-experience visceral arousal, see situational cues, combine patterns of arousal with external cues and label emotion
Motivational Conflicts Sometimes the urge to do something worthy or good or pleasurable is directly opposed by the fact that it involves pain or inconvenience or work.
Approach/approach- two attractive goals
Avoidance/avoidance- two unattractive goals
Approach/avoidance- a goal that has an attractive and unattractive aspects.
The desire to behave in a certain way in order to gain some external reward or to avoid some undesirable consequence.
The desire to behave in a certain way because it is enjoyable or satisfying in and of itself.text
Maslow's Hierarchy of Needs
Maslow's systematic arrangement of needs according to priority, which assumes that basic needs must be met before less basic needs are aroused- top to bottom (self actualization, esteem, love/belonging, safety, physiological)
achievement motive -an impulse to master challenges and reach a high standard of excellence. Both personality and situational factors influence achievement motivation. (Thematic Apperception Test)
Yerkes-Dodson Law- the psychological principle stating that performance is best under conditions of moderate arousal rather than either low or high arousal. represented by u curve
Opponent Process Theory
The theory that color perception depends on receptors that make antagonistic responses to three pairs of colors
Drive Reduction Theory
A theory of motivation suggesting that biological needs create internal states of tension or arousal--called drives--which organisms are motivated to reduce.
-certain drives (ex. hunger, sex, thirst) motivate us to minimize averse states.
An external stimulus that motivates behavior (for example, money or fame).
-External stimuli regulate motivational drives
-shows you can be motivated by positive drives
-one of the major theories of motivation and suggests that behavior is motivated by a desire for reinforcement or incentives
Drive internal state of tension that motivates an organism to engage in activities that should reduce this tension.
Social vs Biological Motives -
Social- originate in social experiences, such as need for achievement
Biological- originate in bodily needs, such as hunger
A person's preference for emotional and sexual relationships with individuals of the same sex, the other sex, or either sex.
Sexual Response Cycle ( Masters and Johnson)
- Desire- the physical, concerns with motivation desire and personality
- Excitement- presence of love object, touching, kissing
- Orgasm- Orgasm.
The peaking of sexual pleasure with release of sexual tension and muscular contractions in a spasmodic, involuntary, and voluntary pattern.
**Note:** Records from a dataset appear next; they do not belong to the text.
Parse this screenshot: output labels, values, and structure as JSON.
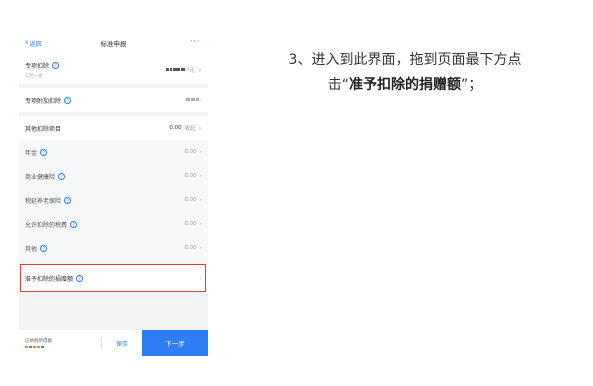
{
  "phone": {
    "nav": {
      "back_label": "返回",
      "title": "标准申报",
      "more_label": "···"
    },
    "special": {
      "label": "专项扣除",
      "note": "三险一金",
      "value_suffix": "*元"
    },
    "additional": {
      "label": "专项附加扣除"
    },
    "other": {
      "label": "其他扣除项目",
      "amount": "0.00",
      "toggle": "收起",
      "items": [
        {
          "label": "年金",
          "value": "0.00"
        },
        {
          "label": "商业健康险",
          "value": "0.00"
        },
        {
          "label": "税延养老保险",
          "value": "0.00"
        },
        {
          "label": "允许扣除的税费",
          "value": "0.00"
        },
        {
          "label": "其他",
          "value": "0.00"
        }
      ]
    },
    "donation": {
      "label": "准予扣除的捐赠额"
    },
    "bottom": {
      "brand_text": "应纳税所得额",
      "save_label": "保存",
      "next_label": "下一步"
    },
    "colors": {
      "accent": "#2e7cf6",
      "highlight": "#d9413b"
    }
  },
  "instruction": {
    "line1": "3、进入到此界面，拖到页面最下方点",
    "line2_prefix": "击“",
    "line2_bold": "准予扣除的捐赠额",
    "line2_suffix": "”；"
  }
}
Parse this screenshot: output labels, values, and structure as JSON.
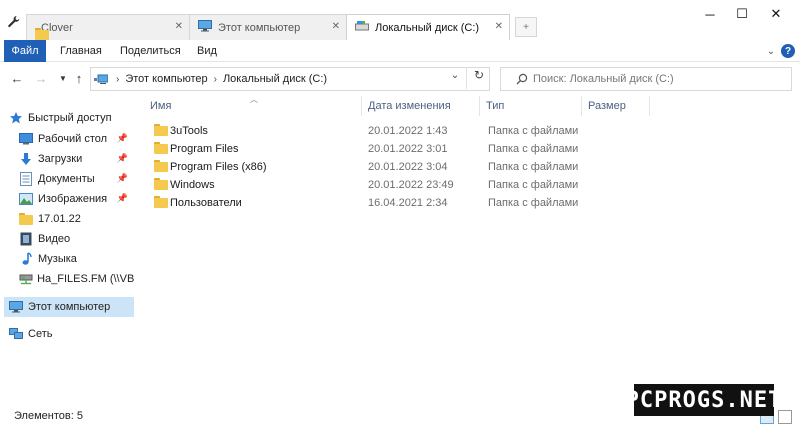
{
  "tabs": [
    {
      "title": "Clover",
      "close": "✕"
    },
    {
      "title": "Этот компьютер",
      "close": "✕"
    },
    {
      "title": "Локальный диск (C:)",
      "close": "✕"
    }
  ],
  "ribbon": {
    "file": "Файл",
    "home": "Главная",
    "share": "Поделиться",
    "view": "Вид"
  },
  "address": {
    "crumbs": [
      "Этот компьютер",
      "Локальный диск (C:)"
    ]
  },
  "search": {
    "placeholder": "Поиск: Локальный диск (C:)"
  },
  "navpane": {
    "quick_access": "Быстрый доступ",
    "items": [
      {
        "label": "Рабочий стол",
        "icon": "desktop-icon",
        "pinned": true
      },
      {
        "label": "Загрузки",
        "icon": "download-icon",
        "pinned": true
      },
      {
        "label": "Документы",
        "icon": "documents-icon",
        "pinned": true
      },
      {
        "label": "Изображения",
        "icon": "pictures-icon",
        "pinned": true
      },
      {
        "label": "17.01.22",
        "icon": "folder-icon",
        "pinned": false
      },
      {
        "label": "Видео",
        "icon": "video-icon",
        "pinned": false
      },
      {
        "label": "Музыка",
        "icon": "music-icon",
        "pinned": false
      },
      {
        "label": "На_FILES.FM (\\\\VBc",
        "icon": "network-drive-icon",
        "pinned": false
      }
    ],
    "this_pc": "Этот компьютер",
    "network": "Сеть"
  },
  "columns": {
    "name": "Имя",
    "date": "Дата изменения",
    "type": "Тип",
    "size": "Размер"
  },
  "files": [
    {
      "name": "3uTools",
      "date": "20.01.2022 1:43",
      "type": "Папка с файлами"
    },
    {
      "name": "Program Files",
      "date": "20.01.2022 3:01",
      "type": "Папка с файлами"
    },
    {
      "name": "Program Files (x86)",
      "date": "20.01.2022 3:04",
      "type": "Папка с файлами"
    },
    {
      "name": "Windows",
      "date": "20.01.2022 23:49",
      "type": "Папка с файлами"
    },
    {
      "name": "Пользователи",
      "date": "16.04.2021 2:34",
      "type": "Папка с файлами"
    }
  ],
  "status": {
    "count": "Элементов: 5"
  },
  "watermark": "PCPROGS.NET",
  "colors": {
    "accent": "#1f5fb5",
    "folder": "#f5c94d",
    "selected": "#cce4f7"
  }
}
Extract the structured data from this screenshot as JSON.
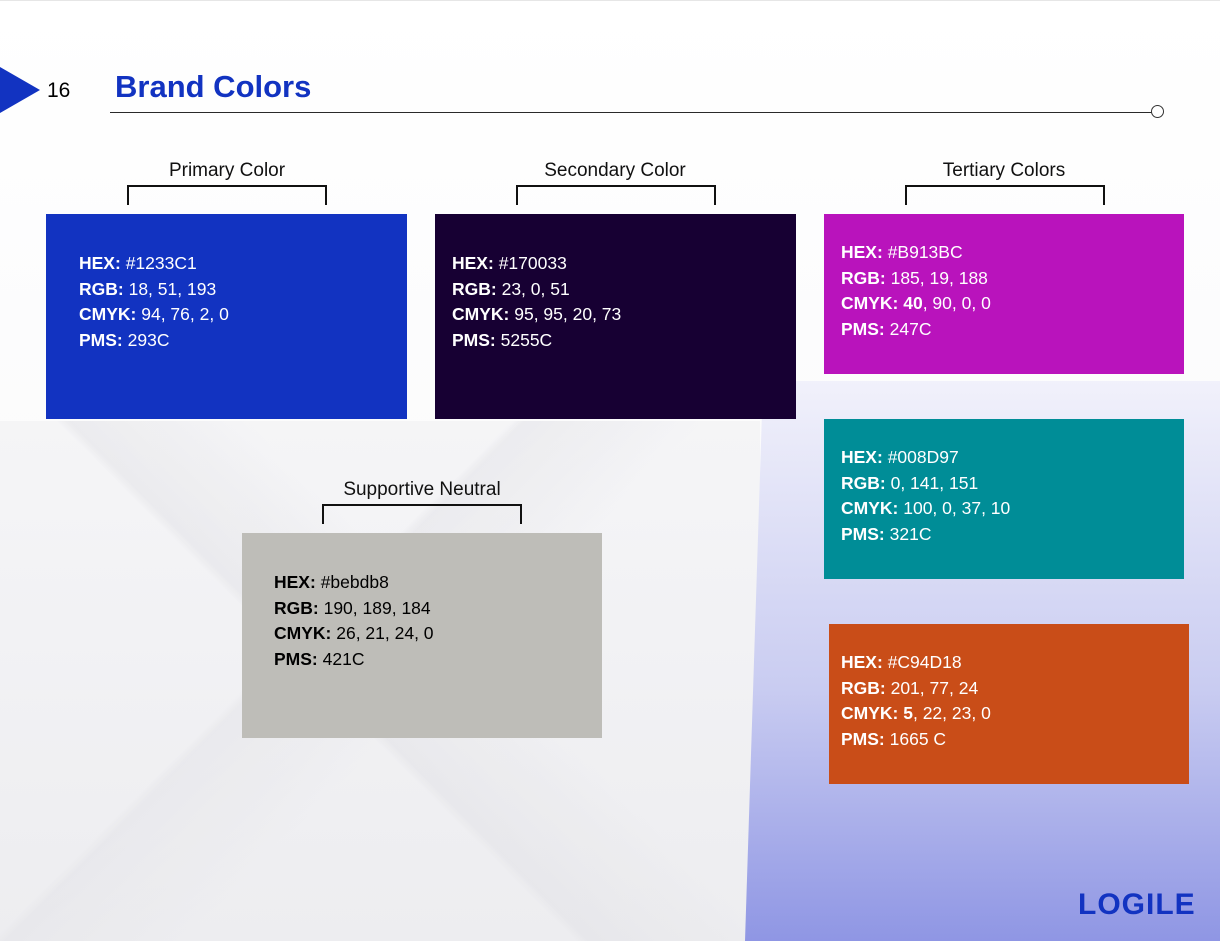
{
  "slide": {
    "page_number": "16",
    "title": "Brand Colors",
    "logo": "LOGILE"
  },
  "labels": {
    "primary": "Primary Color",
    "secondary": "Secondary Color",
    "tertiary": "Tertiary Colors",
    "neutral": "Supportive Neutral"
  },
  "spec_keys": {
    "hex": "HEX:",
    "rgb": "RGB:",
    "cmyk": "CMYK:",
    "pms": "PMS:"
  },
  "swatches": {
    "primary": {
      "color": "#1233C1",
      "hex": "#1233C1",
      "rgb": "18, 51, 193",
      "cmyk": "94, 76, 2, 0",
      "pms": "293C"
    },
    "secondary": {
      "color": "#170033",
      "hex": "#170033",
      "rgb": "23, 0, 51",
      "cmyk": "95, 95, 20, 73",
      "pms": "5255C"
    },
    "tertiary_magenta": {
      "color": "#B913BC",
      "hex": "#B913BC",
      "rgb": "185, 19, 188",
      "cmyk_lead": "40",
      "cmyk_rest": ", 90, 0, 0",
      "pms": "247C"
    },
    "tertiary_teal": {
      "color": "#008D97",
      "hex": "#008D97",
      "rgb": "0, 141, 151",
      "cmyk": "100, 0, 37, 10",
      "pms": "321C"
    },
    "tertiary_orange": {
      "color": "#C94D18",
      "hex": "#C94D18",
      "rgb": "201, 77, 24",
      "cmyk_lead": "5",
      "cmyk_rest": ", 22, 23, 0",
      "pms": "1665 C"
    },
    "neutral": {
      "color": "#BEBDB8",
      "hex": "#bebdb8",
      "rgb": "190, 189, 184",
      "cmyk": "26, 21, 24, 0",
      "pms": "421C"
    }
  },
  "colors": {
    "accent": "#1233C1",
    "background_gradient_bottom": "#8F96E4"
  }
}
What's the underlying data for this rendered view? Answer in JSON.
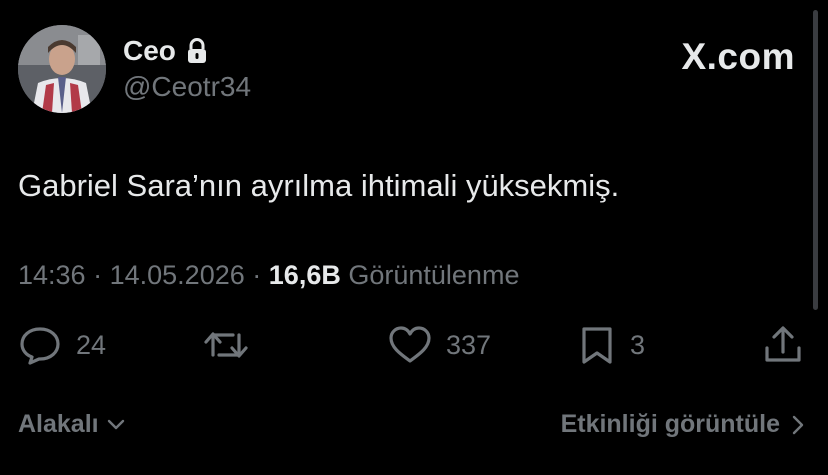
{
  "author": {
    "display_name": "Ceo",
    "handle": "@Ceotr34",
    "verified_icon": "lock-icon",
    "avatar": "avatar-photo"
  },
  "brand": {
    "label": "X.com"
  },
  "tweet": {
    "text": "Gabriel Sara’nın ayrılma ihtimali yüksekmiş."
  },
  "meta": {
    "time": "14:36",
    "separator": "·",
    "date": "14.05.2026",
    "views_count": "16,6B",
    "views_label": "Görüntülenme"
  },
  "actions": {
    "reply": {
      "icon": "reply-icon",
      "count": "24"
    },
    "retweet": {
      "icon": "retweet-icon",
      "count": ""
    },
    "like": {
      "icon": "heart-icon",
      "count": "337"
    },
    "bookmark": {
      "icon": "bookmark-icon",
      "count": "3"
    },
    "share": {
      "icon": "share-icon"
    }
  },
  "footer": {
    "sort_label": "Alakalı",
    "activity_label": "Etkinliği görüntüle"
  },
  "colors": {
    "background": "#000000",
    "primary_text": "#e7e9ea",
    "secondary_text": "#71767b"
  }
}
May last 3-25 seconds and may have slight clouding of the consciousness.
- Resolution- return of body to it's resting state
Psychological factors in sex motivation-
presence of love object, fantasy, erotic material
Hunger Motivation refers to the drive that living beings have to eat as a means of satisfying hunger. This is a primary drive and what makes training animals, and controlling people, so effective. Even though most humans are capable of living for extended periods of time without eating, we are all familiar with the hunger pangs and cravings that go with not eating for several hours. This is what makes food such an effective tool for behavior management.